*** Opening Material for the task ***

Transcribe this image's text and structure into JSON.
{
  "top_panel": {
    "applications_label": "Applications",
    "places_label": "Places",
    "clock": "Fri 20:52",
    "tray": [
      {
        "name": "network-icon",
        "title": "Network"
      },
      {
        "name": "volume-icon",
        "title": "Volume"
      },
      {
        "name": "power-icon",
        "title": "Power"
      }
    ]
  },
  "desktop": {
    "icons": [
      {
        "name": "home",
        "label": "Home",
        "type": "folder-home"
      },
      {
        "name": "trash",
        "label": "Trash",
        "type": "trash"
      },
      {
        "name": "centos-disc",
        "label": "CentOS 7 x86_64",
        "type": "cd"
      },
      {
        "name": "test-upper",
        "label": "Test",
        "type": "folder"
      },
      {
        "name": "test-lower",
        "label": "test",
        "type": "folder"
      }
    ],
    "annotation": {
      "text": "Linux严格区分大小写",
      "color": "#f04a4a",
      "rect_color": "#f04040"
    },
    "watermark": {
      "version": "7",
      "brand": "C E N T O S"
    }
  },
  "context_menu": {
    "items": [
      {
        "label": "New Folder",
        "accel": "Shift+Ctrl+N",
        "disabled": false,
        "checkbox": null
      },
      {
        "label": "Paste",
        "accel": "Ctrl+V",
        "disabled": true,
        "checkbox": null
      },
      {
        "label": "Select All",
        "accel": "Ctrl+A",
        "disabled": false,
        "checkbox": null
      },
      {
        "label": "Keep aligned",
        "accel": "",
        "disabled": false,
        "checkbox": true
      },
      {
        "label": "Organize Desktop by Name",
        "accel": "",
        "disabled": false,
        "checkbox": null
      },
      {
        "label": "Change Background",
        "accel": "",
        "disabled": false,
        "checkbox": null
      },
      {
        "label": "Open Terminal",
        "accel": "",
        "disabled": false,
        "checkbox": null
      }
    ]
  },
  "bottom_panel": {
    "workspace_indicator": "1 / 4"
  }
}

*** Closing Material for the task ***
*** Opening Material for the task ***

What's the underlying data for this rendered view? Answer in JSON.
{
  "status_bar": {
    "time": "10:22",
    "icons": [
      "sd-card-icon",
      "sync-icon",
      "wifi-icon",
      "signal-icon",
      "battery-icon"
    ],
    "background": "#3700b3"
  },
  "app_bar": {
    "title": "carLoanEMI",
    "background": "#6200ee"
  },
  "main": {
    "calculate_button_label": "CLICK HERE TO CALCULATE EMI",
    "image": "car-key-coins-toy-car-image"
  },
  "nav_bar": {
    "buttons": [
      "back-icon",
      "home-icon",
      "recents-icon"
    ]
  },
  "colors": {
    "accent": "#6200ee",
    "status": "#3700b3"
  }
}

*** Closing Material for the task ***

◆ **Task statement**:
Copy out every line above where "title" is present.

◆ **Task response**:
        "title": "Network"
        "title": "Volume"
        "title": "Power"
    "title": "carLoanEMI",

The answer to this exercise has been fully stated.